Downtown Houston hit with more glass falling from windows of high-rise buildings

Mycah Hatfield Image
Tuesday, May 28, 2024
Glass falls from downtown Houston buildings again
Repairs were not yet complete from the deadly windstorm earlier in May when high winds once again moved through, knocking glass to the streets below.

HOUSTON, Texas (KTRK) -- Downtown Houston streets are again being blocked off as more glass falls from high-rise buildings, first damaged by the deadly storm just over a week ago.

The area was hit as hard or harder than any other part of the city when the deadly windstorm swept through on Thursday, May 16. Countless high-rise buildings' windows were blown out, with shattered glass and other debris scattered all over the roads below.

Now, before the damage could even be fully repaired, Houston was once again hit with high winds, throwing glass back on the streets far below.

ABC13 reporter Mycah Hatfield was downtown for both storms. On Tuesday, she stood on the corner of Milam and Rusk near the Penzoil building where shards of broken glass covered the sidewalk. The Bank of America building stands just across the street. Police closed the street to traffic during the afternoon rush hour, causing backups for commuters.

By 6 p.m., police confirmed Milam is closed from Texas to Rusk, for an unknown amount of time.

Workers quickly set to work to make repairs and board up windows. There's still no estimate on when all of the windows can be fixed.

SEE ALSO: Destructive storms leave path of damage across Houston area

Windows were blown out and shattered glass was visible in the streets after powerful winds tore through downtown.

SEE ALSO: Storm blew out 2,500 high-rise windows or skylights in downtown 'exclusion zone,' officials say

Parts of downtown Houston were still blocked off Monday in what Mayor John Whitmire is calling an "exclusion zone" following last week's storm.

SEE ALSO: Deadly Houston windstorm estimated to have caused $5B to $7B in damage, AccuWeather tells ABC13
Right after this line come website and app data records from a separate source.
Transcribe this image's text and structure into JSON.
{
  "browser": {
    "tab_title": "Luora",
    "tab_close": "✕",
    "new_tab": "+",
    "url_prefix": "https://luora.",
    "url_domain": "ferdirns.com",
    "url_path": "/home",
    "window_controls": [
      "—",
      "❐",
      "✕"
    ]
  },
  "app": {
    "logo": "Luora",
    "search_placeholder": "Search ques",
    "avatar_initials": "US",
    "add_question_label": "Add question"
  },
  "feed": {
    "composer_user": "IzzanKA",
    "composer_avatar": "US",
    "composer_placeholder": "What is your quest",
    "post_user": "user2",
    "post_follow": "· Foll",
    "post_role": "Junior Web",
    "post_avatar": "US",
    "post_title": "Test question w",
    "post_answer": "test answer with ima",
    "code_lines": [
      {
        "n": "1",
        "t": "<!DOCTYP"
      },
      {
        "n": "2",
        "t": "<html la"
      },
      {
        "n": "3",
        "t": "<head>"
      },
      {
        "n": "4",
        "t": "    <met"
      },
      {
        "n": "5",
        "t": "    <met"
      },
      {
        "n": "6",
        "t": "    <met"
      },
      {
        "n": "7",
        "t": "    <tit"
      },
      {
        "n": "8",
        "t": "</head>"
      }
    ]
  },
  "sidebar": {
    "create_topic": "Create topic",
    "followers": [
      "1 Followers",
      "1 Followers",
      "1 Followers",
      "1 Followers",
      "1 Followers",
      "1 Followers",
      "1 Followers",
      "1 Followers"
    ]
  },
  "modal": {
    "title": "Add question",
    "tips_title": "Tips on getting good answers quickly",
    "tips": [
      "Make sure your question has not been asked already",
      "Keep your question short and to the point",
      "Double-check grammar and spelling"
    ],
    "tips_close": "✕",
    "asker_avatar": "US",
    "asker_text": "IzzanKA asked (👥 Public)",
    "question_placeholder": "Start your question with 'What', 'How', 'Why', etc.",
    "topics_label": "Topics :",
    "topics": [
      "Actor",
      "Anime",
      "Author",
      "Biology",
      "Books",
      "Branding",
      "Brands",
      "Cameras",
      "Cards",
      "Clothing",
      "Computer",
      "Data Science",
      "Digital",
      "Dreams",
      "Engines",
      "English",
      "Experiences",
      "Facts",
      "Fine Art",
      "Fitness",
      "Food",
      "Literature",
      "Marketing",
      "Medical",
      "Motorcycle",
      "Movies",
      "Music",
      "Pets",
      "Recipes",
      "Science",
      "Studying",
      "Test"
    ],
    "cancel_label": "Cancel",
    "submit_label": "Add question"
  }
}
The storm that pounded Houston, the fourth-largest U.S. city, caused between at least $5 billion worth of damage, AccuWeather preliminarily reports.